This review (2018) examines (preliminary) evidence of the medical benefits of the non-anesthetic effects of ketamine, as well as supporting evidence of the effectiveness and tolerability of ketamine for improving pain conditions, depression, memory function in Alzheimer’s disease, and brain damage after stroke. It also examines underlying mechanisms that exert these effects by stimulating or blocking certain neuroreceptor pathways.
“Abstract: Ketamine is considered a dissociative anesthetic medication, and it is commonly administered by a parenteral route. It works mainly by blocking the N-methyl-D-aspartate receptor. It inhibits the voltage-gated Na and K channels and serotonin and dopamine reuptake; also, it affects specific receptors, such as α-amino-3-hydroxy-5-methyl-4-isoxazolepropionic acid, kainate, and aminobutyric acid A receptors. Ketamine appears to have particular mechanisms that are potentially involved during analgesic induction, including enhancing of descending inhibition and antiinflammatory effects.

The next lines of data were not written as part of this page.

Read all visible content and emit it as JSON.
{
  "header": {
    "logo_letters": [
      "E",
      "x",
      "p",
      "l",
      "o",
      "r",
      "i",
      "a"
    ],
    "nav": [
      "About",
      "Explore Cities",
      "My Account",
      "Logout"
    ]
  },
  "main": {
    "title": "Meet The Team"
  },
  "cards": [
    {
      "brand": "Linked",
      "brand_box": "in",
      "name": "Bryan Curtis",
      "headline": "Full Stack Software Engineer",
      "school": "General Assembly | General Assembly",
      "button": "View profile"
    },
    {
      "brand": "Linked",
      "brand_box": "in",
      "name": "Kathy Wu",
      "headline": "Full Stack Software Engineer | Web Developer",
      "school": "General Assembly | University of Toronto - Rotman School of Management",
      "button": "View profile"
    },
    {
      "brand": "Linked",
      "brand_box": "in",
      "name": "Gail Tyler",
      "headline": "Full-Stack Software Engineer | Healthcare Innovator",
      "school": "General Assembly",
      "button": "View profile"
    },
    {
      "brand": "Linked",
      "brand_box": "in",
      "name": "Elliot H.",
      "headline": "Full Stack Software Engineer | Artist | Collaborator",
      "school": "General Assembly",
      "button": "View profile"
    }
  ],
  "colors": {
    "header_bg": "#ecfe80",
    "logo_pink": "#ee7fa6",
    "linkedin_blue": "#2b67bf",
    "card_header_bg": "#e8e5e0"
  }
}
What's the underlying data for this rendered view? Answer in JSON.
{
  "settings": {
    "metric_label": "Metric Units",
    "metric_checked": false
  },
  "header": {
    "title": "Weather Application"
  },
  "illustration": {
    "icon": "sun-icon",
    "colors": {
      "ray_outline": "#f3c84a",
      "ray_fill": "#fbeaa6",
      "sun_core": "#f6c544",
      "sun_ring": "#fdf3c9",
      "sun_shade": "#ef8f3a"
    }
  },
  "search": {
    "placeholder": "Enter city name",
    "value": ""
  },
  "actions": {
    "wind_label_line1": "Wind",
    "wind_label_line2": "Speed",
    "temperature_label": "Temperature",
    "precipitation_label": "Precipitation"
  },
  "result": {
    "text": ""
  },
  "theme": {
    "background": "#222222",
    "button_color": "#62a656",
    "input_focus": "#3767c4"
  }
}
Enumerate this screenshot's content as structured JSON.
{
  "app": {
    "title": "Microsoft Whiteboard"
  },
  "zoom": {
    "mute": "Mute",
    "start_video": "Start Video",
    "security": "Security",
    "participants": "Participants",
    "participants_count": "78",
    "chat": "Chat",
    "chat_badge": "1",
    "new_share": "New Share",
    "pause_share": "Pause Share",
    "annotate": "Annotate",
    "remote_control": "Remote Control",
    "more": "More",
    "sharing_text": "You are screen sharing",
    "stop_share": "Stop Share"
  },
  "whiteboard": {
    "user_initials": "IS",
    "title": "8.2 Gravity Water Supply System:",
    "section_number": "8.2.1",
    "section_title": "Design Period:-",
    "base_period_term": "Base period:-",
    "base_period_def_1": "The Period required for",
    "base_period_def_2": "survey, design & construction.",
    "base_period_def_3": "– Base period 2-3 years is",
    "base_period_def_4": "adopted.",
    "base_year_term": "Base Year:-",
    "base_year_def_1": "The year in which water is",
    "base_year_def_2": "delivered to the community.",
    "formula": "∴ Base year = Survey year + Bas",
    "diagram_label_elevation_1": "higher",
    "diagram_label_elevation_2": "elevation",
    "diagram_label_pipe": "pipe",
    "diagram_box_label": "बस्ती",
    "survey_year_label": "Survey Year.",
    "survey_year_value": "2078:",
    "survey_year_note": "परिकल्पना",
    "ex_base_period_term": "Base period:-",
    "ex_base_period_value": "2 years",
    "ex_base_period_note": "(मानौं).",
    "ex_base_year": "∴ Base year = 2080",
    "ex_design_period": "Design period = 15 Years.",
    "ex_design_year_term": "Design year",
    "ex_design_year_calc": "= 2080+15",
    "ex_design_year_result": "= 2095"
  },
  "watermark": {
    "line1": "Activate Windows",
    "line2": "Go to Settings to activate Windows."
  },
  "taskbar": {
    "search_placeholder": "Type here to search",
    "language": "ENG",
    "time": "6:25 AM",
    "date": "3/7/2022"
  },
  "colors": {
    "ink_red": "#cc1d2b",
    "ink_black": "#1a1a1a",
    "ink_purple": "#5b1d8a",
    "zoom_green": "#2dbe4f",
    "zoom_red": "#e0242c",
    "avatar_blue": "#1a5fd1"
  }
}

More recently, it has been shown that ketamine has potential in clinical practice for the management of chronic pain, cognitive function, depression, acute brain injury, and disorders of the immune system.”
Authors: Jabril Eldufani, Alireza Nekoui & Gilbert Blaise